**Mini Fridges Models and Their Respective Amp Usages**

If you look in online stores, a mini fridge’s capacity is often readily displayed in “cu ft”, while some models use liters. Any refrigerator counts as a compact fridge as long as its size doesn’t exceed 6 cubic feet.

The fridge’s capacity draws the line between standard and mini models and is directly related to its rated current. Hence, we’ll use cubic feet to classify common units.

Use the information below as a general overview of the average amp draws of most models you can come across nowadays. You’ll see the variables mentioned above come into play more clearly by going through this list. I assume that they’re all rated for 120V.

- A 1.7 cu ft model may draw 6A on average, but one that is 120 watts will have exactly 1A.
- A 2.5 cu ft compact Frigidaire fridge that is marketed as having “low energy consumption” and is rated for 65 watts of power will draw 0.5A.
- A 3.3 cu ft Hisense that uses 100 watts will consume up to 0.8A.
- That is highly similar to a 5 cu ft refrigerator made by Everchill that I’ve seen in a buddy’s trailer. That one only pulls 96 watts, so it also tops out at around 0.8A.

Take note that these calculations don’t factor in the startup watts needed by the fridge’s motor. You can try turning off your fridge completely and letting all its cold dissipate then turning it on again, for example.

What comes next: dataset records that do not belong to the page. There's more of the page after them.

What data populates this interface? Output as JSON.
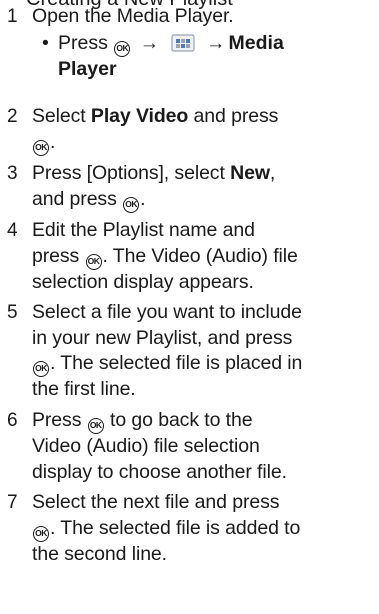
{
  "header_fragment": "Creating a New Playlist",
  "steps": [
    {
      "num": "1",
      "pre": "Open the Media Player.",
      "bold": "",
      "post": ""
    },
    {
      "num": "2",
      "pre": "Select ",
      "bold": "Play Video",
      "post": " and press"
    },
    {
      "num": "3",
      "pre": "Press [Options], select ",
      "bold": "New",
      "post": ","
    },
    {
      "num": "4",
      "pre": "Edit the Playlist name and",
      "bold": "",
      "post": ""
    },
    {
      "num": "5",
      "pre": "Select a file you want to include",
      "bold": "",
      "post": ""
    },
    {
      "num": "6",
      "pre": "Press",
      "bold": "",
      "post": " to go back to the"
    },
    {
      "num": "7",
      "pre": "Select the next file and press",
      "bold": "",
      "post": ""
    }
  ],
  "step1_sub": {
    "press": "Press",
    "target": "Media",
    "target2": "Player"
  },
  "ok_label": "OK",
  "lines": {
    "s2_l2": ".",
    "s3_l2": "and press",
    "s3_l2_end": ".",
    "s4_l2_a": "press",
    "s4_l2_b": ". The Video (Audio) file",
    "s4_l3": "selection display appears.",
    "s5_l2": "in your new Playlist, and press",
    "s5_l3_b": ". The selected file is placed in",
    "s5_l4": "the first line.",
    "s6_l2": "Video (Audio) file selection",
    "s6_l3": "display to choose another file.",
    "s7_l2_b": ". The selected file is added to",
    "s7_l3": "the second line."
  },
  "colors": {
    "text": "#1a1a1a",
    "icon_blue": "#4a7bbf",
    "icon_grey": "#9aa3ad"
  }
}
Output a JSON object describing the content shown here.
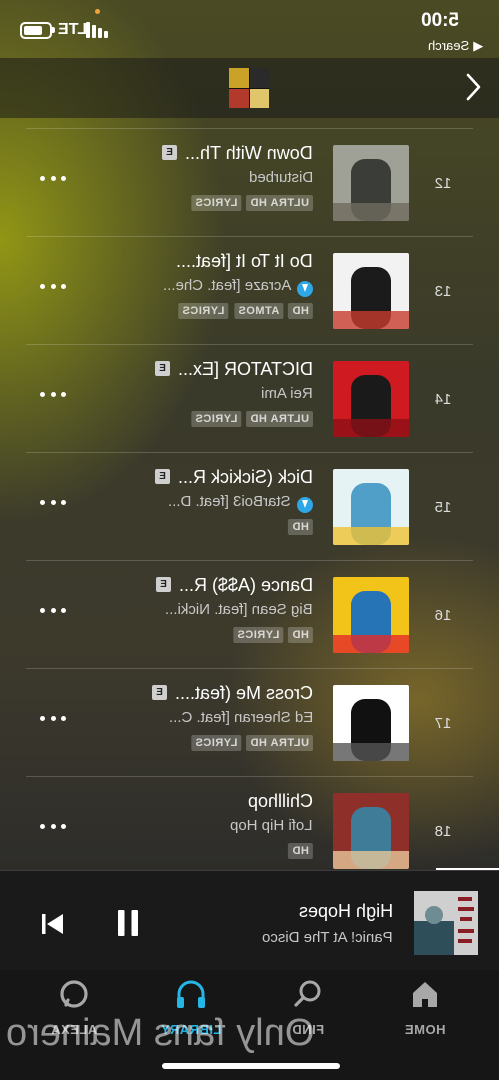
{
  "status": {
    "network": "LTE",
    "time": "5:00",
    "back_label": "Search"
  },
  "tracks": [
    {
      "num": "12",
      "title": "Down With Th...",
      "artist": "Disturbed",
      "explicit": "E",
      "downloaded": false,
      "badges": [
        "ULTRA HD",
        "LYRICS"
      ],
      "art_colors": [
        "#9fa096",
        "#3b3d38",
        "#6f6a5e"
      ]
    },
    {
      "num": "13",
      "title": "Do It To It [feat....",
      "artist": "Acraze [feat. Che...",
      "explicit": "",
      "downloaded": true,
      "badges": [
        "HD",
        "ATMOS",
        "LYRICS"
      ],
      "art_colors": [
        "#f2f2f2",
        "#1b1b1b",
        "#c73b2e"
      ]
    },
    {
      "num": "14",
      "title": "DICTATOR [Ex...",
      "artist": "Rei Ami",
      "explicit": "E",
      "downloaded": false,
      "badges": [
        "ULTRA HD",
        "LYRICS"
      ],
      "art_colors": [
        "#cf1a22",
        "#1a1a1a",
        "#8c0f16"
      ]
    },
    {
      "num": "15",
      "title": "Dick (Sickick R...",
      "artist": "StarBoi3 [feat. D...",
      "explicit": "E",
      "downloaded": true,
      "badges": [
        "HD"
      ],
      "art_colors": [
        "#e5f3f4",
        "#4f9fc9",
        "#f0c233"
      ]
    },
    {
      "num": "16",
      "title": "Dance (A$$) R...",
      "artist": "Big Sean [feat. Nicki...",
      "explicit": "E",
      "downloaded": false,
      "badges": [
        "HD",
        "LYRICS"
      ],
      "art_colors": [
        "#f2c318",
        "#2673b5",
        "#e32b2b"
      ]
    },
    {
      "num": "17",
      "title": "Cross Me (feat....",
      "artist": "Ed Sheeran [feat. C...",
      "explicit": "E",
      "downloaded": false,
      "badges": [
        "ULTRA HD",
        "LYRICS"
      ],
      "art_colors": [
        "#ffffff",
        "#111111",
        "#555555"
      ]
    },
    {
      "num": "18",
      "title": "Chillhop",
      "artist": "Lofi Hip Hop",
      "explicit": "",
      "downloaded": false,
      "badges": [
        "HD"
      ],
      "art_colors": [
        "#8f2f2a",
        "#3f7c98",
        "#e6c79a"
      ]
    }
  ],
  "now_playing": {
    "title": "High Hopes",
    "artist": "Panic! At The Disco"
  },
  "tabs": {
    "home": "HOME",
    "find": "FIND",
    "library": "LIBRARY",
    "alexa": "ALEXA"
  },
  "watermark": "Only fans Mainero",
  "colors": {
    "accent": "#25b6e8",
    "download": "#2fa6e5"
  }
}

Again, it’s better to rely on a wattmeter, so you can be sure you’re getting verifiable values, then perform your own calculations from there.

Here’s a video guide on how you can use one:

What’s clear from the examples I’ve given above, though? For one, just because a model is 1.7 cu ft doesn’t mean that it will have a lower amp draw than a larger 4.5 cu ft fridge. If the current rating is one of your primary concerns, you shouldn’t skip performing these calculations.

Once you’re done calculating, I suggest you go the extra mile and ask the manufacturer about the actual amperage consumption, so you can confirm once and for all the numbers.

**Typical Watts and Voltages of Mini Refrigerators**

In the US, most small refrigerators and your average mini freezer are rated for 110V or 120V, but there are some places where you can get 220V and 230V, too.

As is evident from the samples above and if you take the time to look through models in online stores, wattage is a different story. At best, we get a minimum of at least 50 watts up to a little over 100 watts.

In short, it changes as much as the usual amps for fridge, TV, a small microwave, or most appliances, for that matter.

While Wh and kWh are more reliable metrics for figuring out mini fridge power consumption, being aware of your model’s amp draw with voltage and watts factored in also gives you a good idea about its energy efficiency.

**FAQs**

**Can I run a refrigerator on a 15 amp circuit?**

Considering the average max draw of a standard refrigerator is 15A, this shouldn’t be a problem at all. However, the maximum current can reach 20A.

As confirmed in the latest publication of the National Electric Code, a fridge needs to have its own dedicated circuit, much like any power-hungry appliance you possess.

**Does a mini fridge pull a lot of electricity?**

Not really, as most compact fridges don’t pull over 250 kWh of electricity annually.

Factoring in the expected average 14.26 cents/kWh power cost in the US in 2022 and assuming your model is consuming 200 kWh every year, you’ll be paying $28.5 annually.

That arguably takes a far lighter toll than, let’s say, an air conditioner, heater, or a standard-sized fridge.

**Conclusion**

To sum up my answer to “How many amps does a mini fridge use?”:

- The amperage tends to fluctuate, depending on the unit’s present current demands (i.e. whether it’s just starting up or running steadily).
- Look at the nameplate to get a fixed figure that’s backed by the manufacturer.
- Assuming the watts aren’t readily provided, perform the calculations you need by measuring the watts using a wattmeter while minding the voltage.

If you also are wondering other home devices use how many amps, don’t hesitate to visit the following article:

I am Edwin Jones, in charge of designing content for Galvinpower. I aspire to use my experiences in marketing to create reliable and necessary information to help our readers. It has been fun to work with Andrew and apply his incredible knowledge to our content.